Visual arts


Everything is ephemeral, even the most beautiful things.

Halfway between street art and land art, Saype designs monumental works, painted directly on grass. The biodegradable frescos by this humanist artist disappear after a few weeks, but their messages of hope and solidarity create a lasting impression on viewers.


Updated on 06/11/2020

5 min

Saype – real-name Guillaume Legros – grew up near the Swiss border, in an environment that didn't resemble art very much. At the beginning of the 2000s, he developed his orientation by teaching himself, by doing graffiti under the pseudonym of Saype, a contraction of the words “say” and “peace”. From 2012, he started a career as a nurse while developing a more classic workshop experience on canvas and Perspex, with the series Métros (2015) and Les Aurores (2016). A lengthy reflection, marked by Buddhist philosophy, followed by the invention of his biodegradable paint, opened a new path for him.

In 2015, L'Amour – a 1,600 m2-fresco he painted on the grass of a mountain in the Alpes – inaugurated the series of monumental portraits that sealed his success. Saype abandoned his career in healthcare to fully concentrate on his ephemeral art. Committed to ecological and humanitarian causes, he often reacts to current affairs through his works. This is the case of Message from Future (2018), produced to support SOS Méditerranée, or the Beyond Walls project (2019), a response to the walls built by the president of the United States.

Saype’s style is a fusion between the hyperrealist techniques of street art and the conceptual approach of land art, first stemming from his training. Unlike many graffiti artists, he grew up in the countryside. This rurality infuses his aesthetics. He quickly found that urban decor, eroded by different types of visual pollution, seemed to limit his message whereas virgin landscapes provide a way to have a bigger impact on the viewer. 

His work also uses two technological revolutions. The first is the paint that he invented in 2015, made of water, casein and natural pigments which doesn't have an ecological impact. The other is the drone that lets him have a more distant view of his paintings. This is because Saype paints blind, with a mix of very precise logistics and an immanent pictural gesture. The fresco is seen only once the necessary distance has been taken and lasts for the time the grass grows. Impermanence that he likes as much as the Buddhism he often refers to.

The huge and unprecedented nature of Saype’s works really resonate. Before the well-known Qu'est-ce qu'un grand homme ? (What’s a big man?) (2016) painted on more than 10,000 m2 of land at Leysin, no one had designed such imposing frescos on grass: this pioneer status has taken him to an international level. The places, often emblematic like the Champ-de-Mars by the Eiffel Tower in Paris for the first stage of Beyond Walls in 2019, increase the impact of his work even more, seen by millions of people.
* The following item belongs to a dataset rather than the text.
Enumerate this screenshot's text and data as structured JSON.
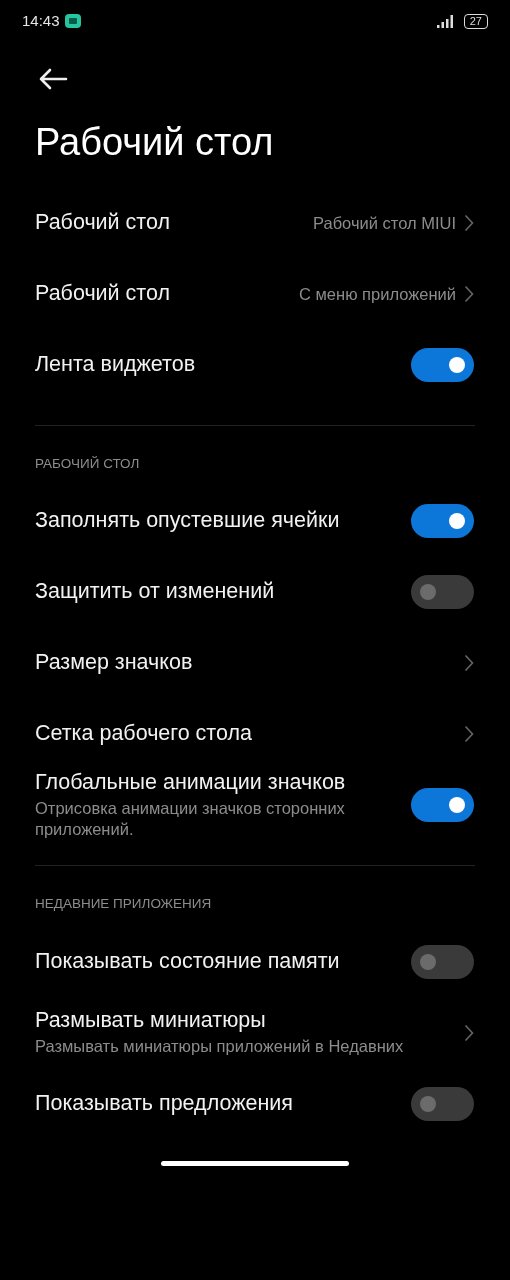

The appearance of a little girl letting a paper boat go in Lake Geneva, near the UN in 2018 (Message from Future) even enabled political lines on the question of migrants to be shifted. An artistic and human undertaking that caused him to be included in Forbes magazine’s 30 under 30 most influential personalities in the art and culture world, published in 2019.

  • 1989


    Guillaume Legros was born in Belfort. He grew up a few kilometres from there, in the village of Évette-Salbert.

  • 2014


    Saype exposed his first works in specialist galleries in Belfort (Cheloudiakoff) and Strasbourg (St'art).

  • 2015


    The artist created his first fresco on grass, L'Amour, at La Clusaz.

  • 2016


    The portrait Qu'est-ce qu'un grand homme ?, created on more than 10,000 m2 at Leysin, generated international success and set a size record for a fresco of this type.

  • 2019


    Saype started the Beyond Walls project on the Champ de Mars in Paris. 30 other frescos representing interlaced hands in as many international cities around the world are set to create a huge human chain by 2022.

The Institut français and the artist

As part of his Beyond the Walls project, Saype went to Istanbul in October 2020. He created three frescos to create a symbolic bridge between Europe and Asia: one at Boğaziçi university (on the European side), one on the Golden Horn of the Bosphorus and the last at Beykoz (on the Asian side).

The Institut français in Turkey was a partner of this event.

L'institut français, LAB